Green Party candidate Jill Stein told CNBC on Wednesday she is the only 2016 presidential nominee who is free to provide the medicine the economy needs.
"As the only candidate that is not poisoned by corporate money lobbyists or super PACs, I can actually stand up for what it is we need," she said in an interview on "Squawk Box."
She said the United States needs an emergency jobs program like the New Deal — "a green New Deal" to solve "the emergency of climate change," and a cancellation of student debt to "liberate a generation to lead us forward to the economy of the future."
She said she would also make higher education free and make health care universal through a Medicare for all system.
The student loan forgiveness program could be paid for through a quantitative easing program in which the Federal Reserve would buy up student loans and agree not to collect on the debt, according to Stein.
"So essentially it's an expansion of the money supply, but in a way that actually unleashes enormous productivity. This is basically the stimulus package of our dreams," she said.
To be sure, the Federal Reserve is an independent government agency that devises monetary policy in accordance with its dual mandate of promoting price stability and maximizing employment. The president cannot dictate the Fed's asset-buying programs.
Stein said the reduction in health costs by eliminating fossil-fuel emissions and creating a healthy food supply alone would pay for her green energy transition. A reduction in the United States' "bloated and dangerous" military budget would also contribute to the green New Deal, she added.
She said reducing the military budget would also discourage the United States from waging wars that have produced failed states and stoked migrant crises, and would therefore make the country more secure.
Stein and her running mate, human rights activist Ajamu Baraka, formally accepted the Green Party's nomination last weekend in Houston.

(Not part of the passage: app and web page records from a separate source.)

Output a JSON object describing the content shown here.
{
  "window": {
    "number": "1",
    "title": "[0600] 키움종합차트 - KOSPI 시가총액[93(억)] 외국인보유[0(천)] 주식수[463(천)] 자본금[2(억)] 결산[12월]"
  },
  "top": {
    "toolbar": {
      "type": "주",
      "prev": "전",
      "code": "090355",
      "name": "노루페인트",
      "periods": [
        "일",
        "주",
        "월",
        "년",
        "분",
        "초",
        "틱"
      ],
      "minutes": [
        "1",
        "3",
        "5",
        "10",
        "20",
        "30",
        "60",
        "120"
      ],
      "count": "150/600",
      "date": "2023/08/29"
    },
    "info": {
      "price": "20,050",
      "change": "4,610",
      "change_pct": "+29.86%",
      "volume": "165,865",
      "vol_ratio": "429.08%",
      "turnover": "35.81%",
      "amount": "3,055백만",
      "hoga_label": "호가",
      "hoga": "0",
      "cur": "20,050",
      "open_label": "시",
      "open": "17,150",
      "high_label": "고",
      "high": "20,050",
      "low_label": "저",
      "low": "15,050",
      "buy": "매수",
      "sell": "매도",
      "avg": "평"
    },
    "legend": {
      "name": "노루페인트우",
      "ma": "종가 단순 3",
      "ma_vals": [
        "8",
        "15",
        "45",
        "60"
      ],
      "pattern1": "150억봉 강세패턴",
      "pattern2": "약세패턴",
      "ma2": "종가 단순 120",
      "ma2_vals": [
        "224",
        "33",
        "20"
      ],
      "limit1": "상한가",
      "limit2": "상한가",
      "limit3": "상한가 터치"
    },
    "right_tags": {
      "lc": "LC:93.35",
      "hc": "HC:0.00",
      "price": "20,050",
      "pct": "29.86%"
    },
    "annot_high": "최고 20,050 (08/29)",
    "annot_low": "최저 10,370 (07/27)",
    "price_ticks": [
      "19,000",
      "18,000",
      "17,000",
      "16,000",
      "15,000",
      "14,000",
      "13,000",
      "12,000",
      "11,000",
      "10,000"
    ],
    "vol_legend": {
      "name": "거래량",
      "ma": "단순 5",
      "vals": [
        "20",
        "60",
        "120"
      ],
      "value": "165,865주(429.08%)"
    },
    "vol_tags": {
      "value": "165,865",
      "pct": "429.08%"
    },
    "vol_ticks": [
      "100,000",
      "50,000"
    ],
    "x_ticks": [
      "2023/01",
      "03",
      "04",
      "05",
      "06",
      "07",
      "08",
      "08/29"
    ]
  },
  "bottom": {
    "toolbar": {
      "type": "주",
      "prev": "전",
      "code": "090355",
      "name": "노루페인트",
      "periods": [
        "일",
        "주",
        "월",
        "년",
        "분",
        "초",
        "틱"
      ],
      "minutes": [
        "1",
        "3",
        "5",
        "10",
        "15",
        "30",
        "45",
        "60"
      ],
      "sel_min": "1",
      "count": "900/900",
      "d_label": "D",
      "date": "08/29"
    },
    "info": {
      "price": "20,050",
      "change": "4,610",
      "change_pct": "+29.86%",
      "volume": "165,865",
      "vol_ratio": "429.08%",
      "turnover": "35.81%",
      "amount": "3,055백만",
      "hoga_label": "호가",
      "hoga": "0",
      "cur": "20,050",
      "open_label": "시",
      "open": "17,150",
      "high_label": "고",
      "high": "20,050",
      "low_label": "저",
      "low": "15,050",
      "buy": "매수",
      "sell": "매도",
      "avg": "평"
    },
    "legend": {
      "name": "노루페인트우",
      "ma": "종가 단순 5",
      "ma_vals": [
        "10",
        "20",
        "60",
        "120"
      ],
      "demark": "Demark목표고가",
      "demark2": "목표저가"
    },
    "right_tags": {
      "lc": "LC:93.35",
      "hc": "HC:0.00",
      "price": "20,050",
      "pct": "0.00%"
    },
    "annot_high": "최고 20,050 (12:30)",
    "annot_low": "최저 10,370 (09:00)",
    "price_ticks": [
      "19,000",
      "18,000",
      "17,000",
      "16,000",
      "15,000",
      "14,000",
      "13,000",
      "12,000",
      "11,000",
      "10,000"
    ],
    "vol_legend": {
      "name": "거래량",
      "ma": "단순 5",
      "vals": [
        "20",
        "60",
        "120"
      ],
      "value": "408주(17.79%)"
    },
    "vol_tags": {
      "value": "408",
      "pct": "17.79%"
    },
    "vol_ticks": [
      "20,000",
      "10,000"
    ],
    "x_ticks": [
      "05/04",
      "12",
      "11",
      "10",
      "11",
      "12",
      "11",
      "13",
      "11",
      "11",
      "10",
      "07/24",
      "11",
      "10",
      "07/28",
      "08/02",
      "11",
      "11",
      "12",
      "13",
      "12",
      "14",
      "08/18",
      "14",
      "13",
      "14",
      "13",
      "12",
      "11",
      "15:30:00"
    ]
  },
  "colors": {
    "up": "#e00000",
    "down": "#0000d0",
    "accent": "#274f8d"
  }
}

Following the Democratic National Convention, 5 percent of voters said they plan to vote for Stein, down from 6 percent prior to the event, according to an NBC News/Wall Street Journal poll. The poll has a margin of error of 3.46 percentage points.